►
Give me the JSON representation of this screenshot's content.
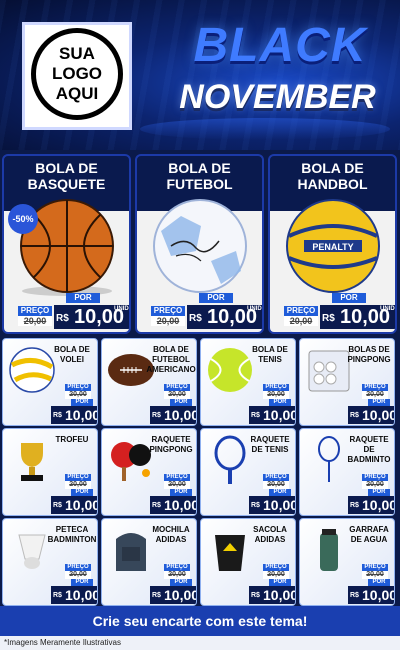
{
  "header": {
    "logo_lines": [
      "SUA",
      "LOGO",
      "AQUI"
    ],
    "title_line1": "BLACK",
    "title_line2": "NOVEMBER"
  },
  "price_labels": {
    "old_label": "PREÇO",
    "new_label": "POR",
    "unit": "UNID",
    "old_price": "20,00",
    "currency": "R$",
    "new_price": "10,00"
  },
  "featured": [
    {
      "name_line1": "BOLA DE",
      "name_line2": "BASQUETE",
      "badge": "-50%"
    },
    {
      "name_line1": "BOLA DE",
      "name_line2": "FUTEBOL"
    },
    {
      "name_line1": "BOLA DE",
      "name_line2": "HANDBOL"
    }
  ],
  "products": [
    {
      "name": "BOLA DE VOLEI"
    },
    {
      "name": "BOLA DE FUTEBOL AMERICANO"
    },
    {
      "name": "BOLA DE TENIS"
    },
    {
      "name": "BOLAS DE PINGPONG"
    },
    {
      "name": "TROFEU"
    },
    {
      "name": "RAQUETE PINGPONG"
    },
    {
      "name": "RAQUETE DE TENIS"
    },
    {
      "name": "RAQUETE DE BADMINTO"
    },
    {
      "name": "PETECA BADMINTON"
    },
    {
      "name": "MOCHILA ADIDAS"
    },
    {
      "name": "SACOLA ADIDAS"
    },
    {
      "name": "GARRAFA DE AGUA"
    }
  ],
  "footer": {
    "cta": "Crie seu encarte com este tema!",
    "disclaimer": "*Imagens Meramente Ilustrativas"
  },
  "colors": {
    "accent": "#1f5cd9",
    "dark": "#0b1a4e",
    "brand_blue": "#3f7bff"
  }
}
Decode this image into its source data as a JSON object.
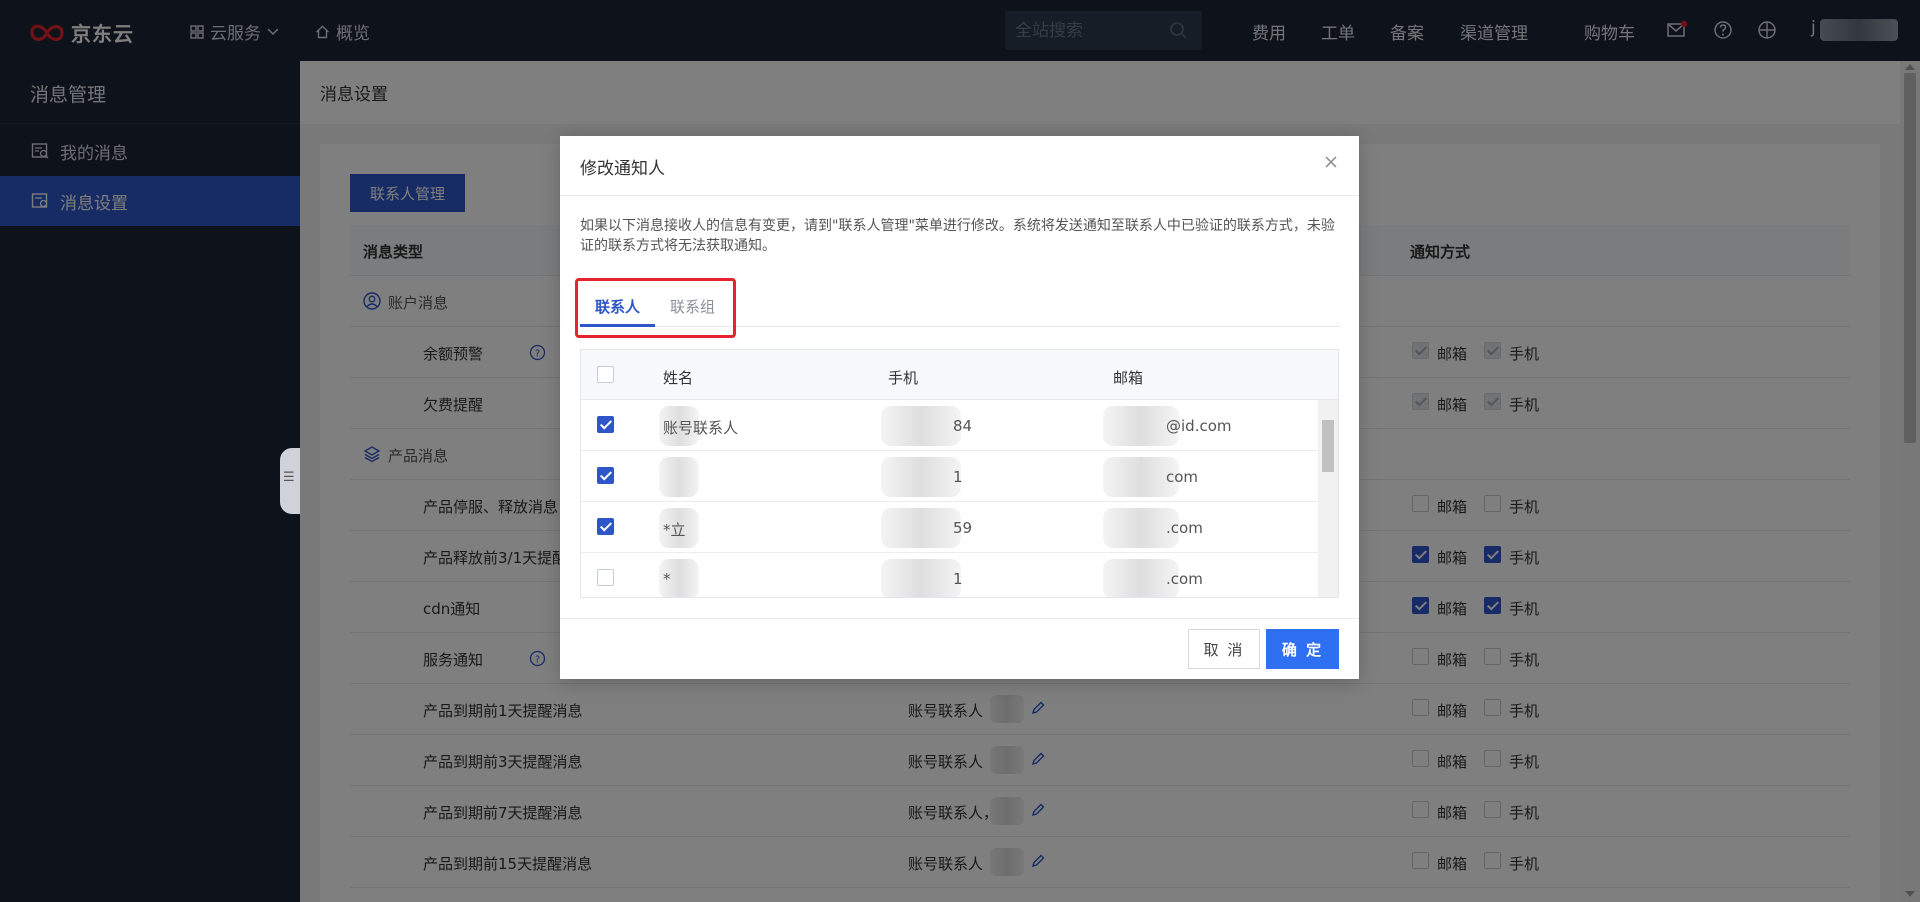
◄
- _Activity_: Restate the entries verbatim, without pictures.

- _Answer section_:
Give me the JSON representation of this screenshot's content.
{
  "header": {
    "logo_lines": [
      "SUA",
      "LOGO",
      "AQUI"
    ],
    "title_line1": "BLACK",
    "title_line2": "NOVEMBER"
  },
  "price_labels": {
    "old_label": "PREÇO",
    "new_label": "POR",
    "unit": "UNID",
    "old_price": "20,00",
    "currency": "R$",
    "new_price": "10,00"
  },
  "featured": [
    {
      "name_line1": "BOLA DE",
      "name_line2": "BASQUETE",
      "badge": "-50%"
    },
    {
      "name_line1": "BOLA DE",
      "name_line2": "FUTEBOL"
    },
    {
      "name_line1": "BOLA DE",
      "name_line2": "HANDBOL"
    }
  ],
  "products": [
    {
      "name": "BOLA DE VOLEI"
    },
    {
      "name": "BOLA DE FUTEBOL AMERICANO"
    },
    {
      "name": "BOLA DE TENIS"
    },
    {
      "name": "BOLAS DE PINGPONG"
    },
    {
      "name": "TROFEU"
    },
    {
      "name": "RAQUETE PINGPONG"
    },
    {
      "name": "RAQUETE DE TENIS"
    },
    {
      "name": "RAQUETE DE BADMINTO"
    },
    {
      "name": "PETECA BADMINTON"
    },
    {
      "name": "MOCHILA ADIDAS"
    },
    {
      "name": "SACOLA ADIDAS"
    },
    {
      "name": "GARRAFA DE AGUA"
    }
  ],
  "footer": {
    "cta": "Crie seu encarte com este tema!",
    "disclaimer": "*Imagens Meramente Ilustrativas"
  },
  "colors": {
    "accent": "#1f5cd9",
    "dark": "#0b1a4e",
    "brand_blue": "#3f7bff"
  }
}
Decode this image into its source data as a JSON object.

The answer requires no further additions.